Dr. Vandenborne is grateful that the University of Florida Gainesville has received this award from NIAMS and NINDS, and believes, "This award will help us maintain the momentum of our work. We firmly believe in the promise of MRI and MRS as a non-invasive outcome measure for Duchenne. If we can replace biopsies as a tool to monitor efficacy in clinical trials for Duchenne with these methods, I think we will be able to greatly accelerate the translation from pre-clinical animal studies to clinical trials. I am so grateful to PPMD for believing in our lab's work early on and of course to NIAMS and NINDS for providing the resources it will take to go to the next level."
Last year, PPMD announced that Brown University would receive the first End Duchenne Grant Award. Since awarding that grant to Brown and Dr. Justin Fallon, he too has received funding from the NIH.
Duchenne, the most common form of childhood muscular dystrophy, is a progressive and fatal muscle disorder affecting boys and young men that causes the loss of muscle function, wheelchair dependency and a decline in respiratory and cardiac function.
About the End Duchenne Grant Award Program
The End Duchenne Grant Award Program represents the first Duchenne specific bridging program and the first ongoing bridge funding program to be presented in the rare disease category. As a collaborative effort with the NIH, the selection strategy behind this award is very different than any other private research investment in Duchenne, yet the goal of this award remains consistent with all of PPMD's research initiatives: to advance promising research which will impact this generation affected by Duchenne.
The recipient of an End Duchenne Grant must be focused on translational research (the process of applying ideas, insights and discoveries generated through basic scientific inquiry to the treatment or prevention of disease or injury). The NIH will notify investigators whose translation grant applications score well, but not within the NIH funding levels, to submit their applications and score sheets to PPMD. PPMD's Scientific Review Board will then re-review these applications seeking to identify those with the greatest potential to ultimately help all boys with Duchenne.

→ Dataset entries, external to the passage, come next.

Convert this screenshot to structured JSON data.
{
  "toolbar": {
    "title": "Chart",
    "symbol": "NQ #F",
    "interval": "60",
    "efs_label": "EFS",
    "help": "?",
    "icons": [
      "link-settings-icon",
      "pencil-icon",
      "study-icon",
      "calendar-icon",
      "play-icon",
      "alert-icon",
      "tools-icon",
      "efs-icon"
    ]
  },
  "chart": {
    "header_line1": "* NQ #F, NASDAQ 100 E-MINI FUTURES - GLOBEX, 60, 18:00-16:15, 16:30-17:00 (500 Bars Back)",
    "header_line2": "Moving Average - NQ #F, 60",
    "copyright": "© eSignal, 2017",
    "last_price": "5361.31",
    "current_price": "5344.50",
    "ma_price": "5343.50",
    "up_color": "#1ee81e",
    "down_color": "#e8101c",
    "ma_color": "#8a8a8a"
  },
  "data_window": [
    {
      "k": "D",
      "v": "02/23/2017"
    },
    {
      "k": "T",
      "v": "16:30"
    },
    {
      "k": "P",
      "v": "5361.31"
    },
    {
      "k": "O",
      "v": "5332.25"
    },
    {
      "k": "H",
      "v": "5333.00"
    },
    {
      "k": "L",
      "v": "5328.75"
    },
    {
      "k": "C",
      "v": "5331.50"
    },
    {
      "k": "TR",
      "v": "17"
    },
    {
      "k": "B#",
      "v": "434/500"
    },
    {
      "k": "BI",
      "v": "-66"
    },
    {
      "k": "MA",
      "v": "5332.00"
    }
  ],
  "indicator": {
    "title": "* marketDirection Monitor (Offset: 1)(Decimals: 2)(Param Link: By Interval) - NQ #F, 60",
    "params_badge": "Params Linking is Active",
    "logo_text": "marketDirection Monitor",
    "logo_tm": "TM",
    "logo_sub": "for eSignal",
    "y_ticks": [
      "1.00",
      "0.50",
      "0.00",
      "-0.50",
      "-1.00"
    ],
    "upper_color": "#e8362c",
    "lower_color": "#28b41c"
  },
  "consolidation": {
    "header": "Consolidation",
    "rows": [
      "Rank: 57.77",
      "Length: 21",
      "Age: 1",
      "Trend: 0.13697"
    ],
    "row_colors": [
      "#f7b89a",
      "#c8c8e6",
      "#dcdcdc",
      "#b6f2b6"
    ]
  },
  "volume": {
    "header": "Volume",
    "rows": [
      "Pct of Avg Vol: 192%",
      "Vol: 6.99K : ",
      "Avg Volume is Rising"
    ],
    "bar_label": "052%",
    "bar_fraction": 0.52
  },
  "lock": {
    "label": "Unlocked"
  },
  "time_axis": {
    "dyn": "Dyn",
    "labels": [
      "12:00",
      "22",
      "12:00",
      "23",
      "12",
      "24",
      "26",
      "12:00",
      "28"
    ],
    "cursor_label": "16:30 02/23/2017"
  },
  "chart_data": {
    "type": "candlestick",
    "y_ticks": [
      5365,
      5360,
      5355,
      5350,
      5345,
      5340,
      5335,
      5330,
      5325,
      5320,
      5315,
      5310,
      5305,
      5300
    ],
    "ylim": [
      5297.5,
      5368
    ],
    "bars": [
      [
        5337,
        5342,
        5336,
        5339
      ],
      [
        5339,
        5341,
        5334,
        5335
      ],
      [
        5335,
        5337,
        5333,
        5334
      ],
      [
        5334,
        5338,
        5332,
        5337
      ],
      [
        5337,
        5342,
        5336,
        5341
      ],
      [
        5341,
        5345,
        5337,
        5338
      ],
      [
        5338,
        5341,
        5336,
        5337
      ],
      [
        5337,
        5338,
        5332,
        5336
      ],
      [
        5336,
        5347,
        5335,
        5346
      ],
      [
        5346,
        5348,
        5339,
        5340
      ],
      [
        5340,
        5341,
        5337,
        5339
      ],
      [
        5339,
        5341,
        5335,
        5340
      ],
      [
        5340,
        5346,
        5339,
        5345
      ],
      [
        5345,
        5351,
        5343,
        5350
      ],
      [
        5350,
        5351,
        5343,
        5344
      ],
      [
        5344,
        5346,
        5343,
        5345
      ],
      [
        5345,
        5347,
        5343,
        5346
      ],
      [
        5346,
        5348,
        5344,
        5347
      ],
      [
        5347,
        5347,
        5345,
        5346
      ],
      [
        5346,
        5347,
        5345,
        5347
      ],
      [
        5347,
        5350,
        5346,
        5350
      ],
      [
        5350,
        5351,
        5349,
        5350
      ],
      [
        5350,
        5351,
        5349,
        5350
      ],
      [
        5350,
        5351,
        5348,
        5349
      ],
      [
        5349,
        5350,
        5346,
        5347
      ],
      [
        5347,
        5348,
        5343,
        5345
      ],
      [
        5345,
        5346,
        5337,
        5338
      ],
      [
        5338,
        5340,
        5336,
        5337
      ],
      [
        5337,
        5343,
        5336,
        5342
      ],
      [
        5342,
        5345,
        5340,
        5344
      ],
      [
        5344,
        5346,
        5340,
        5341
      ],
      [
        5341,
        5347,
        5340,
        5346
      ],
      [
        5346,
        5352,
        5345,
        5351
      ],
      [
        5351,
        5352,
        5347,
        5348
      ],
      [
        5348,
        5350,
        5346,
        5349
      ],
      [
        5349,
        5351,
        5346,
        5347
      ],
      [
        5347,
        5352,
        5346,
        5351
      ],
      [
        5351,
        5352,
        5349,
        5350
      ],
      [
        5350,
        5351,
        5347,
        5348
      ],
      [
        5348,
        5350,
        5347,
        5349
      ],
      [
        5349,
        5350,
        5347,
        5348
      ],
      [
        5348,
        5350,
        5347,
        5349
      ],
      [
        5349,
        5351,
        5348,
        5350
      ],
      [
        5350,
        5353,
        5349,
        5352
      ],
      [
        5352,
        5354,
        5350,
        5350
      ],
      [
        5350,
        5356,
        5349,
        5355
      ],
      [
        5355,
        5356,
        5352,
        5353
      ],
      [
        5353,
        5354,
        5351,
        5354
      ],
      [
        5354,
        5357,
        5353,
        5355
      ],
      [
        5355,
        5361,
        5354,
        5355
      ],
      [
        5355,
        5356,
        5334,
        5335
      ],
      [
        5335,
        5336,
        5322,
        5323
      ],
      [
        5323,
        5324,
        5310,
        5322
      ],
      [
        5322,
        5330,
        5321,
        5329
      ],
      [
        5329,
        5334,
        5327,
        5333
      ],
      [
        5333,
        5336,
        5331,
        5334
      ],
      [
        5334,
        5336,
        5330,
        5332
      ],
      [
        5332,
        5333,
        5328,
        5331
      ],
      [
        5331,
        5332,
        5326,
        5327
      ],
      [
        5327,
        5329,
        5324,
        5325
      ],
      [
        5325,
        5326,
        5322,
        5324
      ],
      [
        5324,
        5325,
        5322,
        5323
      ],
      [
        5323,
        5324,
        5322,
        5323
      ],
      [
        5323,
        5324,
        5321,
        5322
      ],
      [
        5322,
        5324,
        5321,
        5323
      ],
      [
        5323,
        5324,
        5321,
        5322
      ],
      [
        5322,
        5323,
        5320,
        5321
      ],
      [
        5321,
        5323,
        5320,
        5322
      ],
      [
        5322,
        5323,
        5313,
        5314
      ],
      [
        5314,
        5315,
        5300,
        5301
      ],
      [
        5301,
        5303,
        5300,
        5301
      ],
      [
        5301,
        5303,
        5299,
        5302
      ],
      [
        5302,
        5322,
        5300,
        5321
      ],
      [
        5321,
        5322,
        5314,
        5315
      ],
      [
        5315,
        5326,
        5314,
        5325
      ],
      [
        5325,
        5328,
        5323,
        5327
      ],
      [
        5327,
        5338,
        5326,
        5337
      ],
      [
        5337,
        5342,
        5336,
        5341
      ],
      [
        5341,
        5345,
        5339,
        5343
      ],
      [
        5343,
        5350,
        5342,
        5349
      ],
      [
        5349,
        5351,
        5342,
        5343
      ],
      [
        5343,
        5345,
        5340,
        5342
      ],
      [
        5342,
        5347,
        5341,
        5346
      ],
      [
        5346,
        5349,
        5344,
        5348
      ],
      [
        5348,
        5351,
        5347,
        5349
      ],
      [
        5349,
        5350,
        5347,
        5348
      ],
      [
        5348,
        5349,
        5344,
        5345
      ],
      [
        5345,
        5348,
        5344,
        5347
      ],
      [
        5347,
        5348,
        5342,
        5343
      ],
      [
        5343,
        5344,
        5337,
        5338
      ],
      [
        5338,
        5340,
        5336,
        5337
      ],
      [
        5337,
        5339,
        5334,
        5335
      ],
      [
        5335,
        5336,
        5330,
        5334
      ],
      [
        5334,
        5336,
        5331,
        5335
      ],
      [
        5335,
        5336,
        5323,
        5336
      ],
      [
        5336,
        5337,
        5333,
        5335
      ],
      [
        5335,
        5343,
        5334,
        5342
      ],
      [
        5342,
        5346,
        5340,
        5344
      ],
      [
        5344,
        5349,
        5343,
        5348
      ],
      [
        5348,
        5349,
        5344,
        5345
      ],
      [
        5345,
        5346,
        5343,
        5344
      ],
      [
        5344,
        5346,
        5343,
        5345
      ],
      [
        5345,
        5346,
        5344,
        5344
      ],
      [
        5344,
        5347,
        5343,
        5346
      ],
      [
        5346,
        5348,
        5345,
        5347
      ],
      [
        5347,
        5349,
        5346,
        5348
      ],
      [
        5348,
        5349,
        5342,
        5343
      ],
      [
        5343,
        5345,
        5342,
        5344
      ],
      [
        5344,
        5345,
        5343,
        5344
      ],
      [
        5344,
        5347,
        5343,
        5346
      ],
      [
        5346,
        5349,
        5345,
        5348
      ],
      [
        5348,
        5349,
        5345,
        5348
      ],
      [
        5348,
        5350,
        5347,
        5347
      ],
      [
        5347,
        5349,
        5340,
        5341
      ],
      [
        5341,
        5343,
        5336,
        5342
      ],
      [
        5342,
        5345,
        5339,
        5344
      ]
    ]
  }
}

The End Duchenne Grant Award Program was designed to enable investigators to continue their projects and generate additional data for a successful re-application within a 12 to 24 month period, thus leveraging additional Duchenne-specific research dollars.
Parent Project Muscular Dystrophy (PPMD) is a national not-for-profit organization founded in 1994 by parents of children with Duchenne and Becker muscular dystrophy. The organization's mission is to improve the treatment, quality of life and long-term outlook for all individuals affected by Duchenne muscular dystrophy through research, advocacy, education and compassion. PPMD is headquartered in Middletown, Ohio with offices in Fort Lee, New Jersey. For more information, visit www.parentprojectmd.org.
SOURCE Parent Project Muscular Dystrophy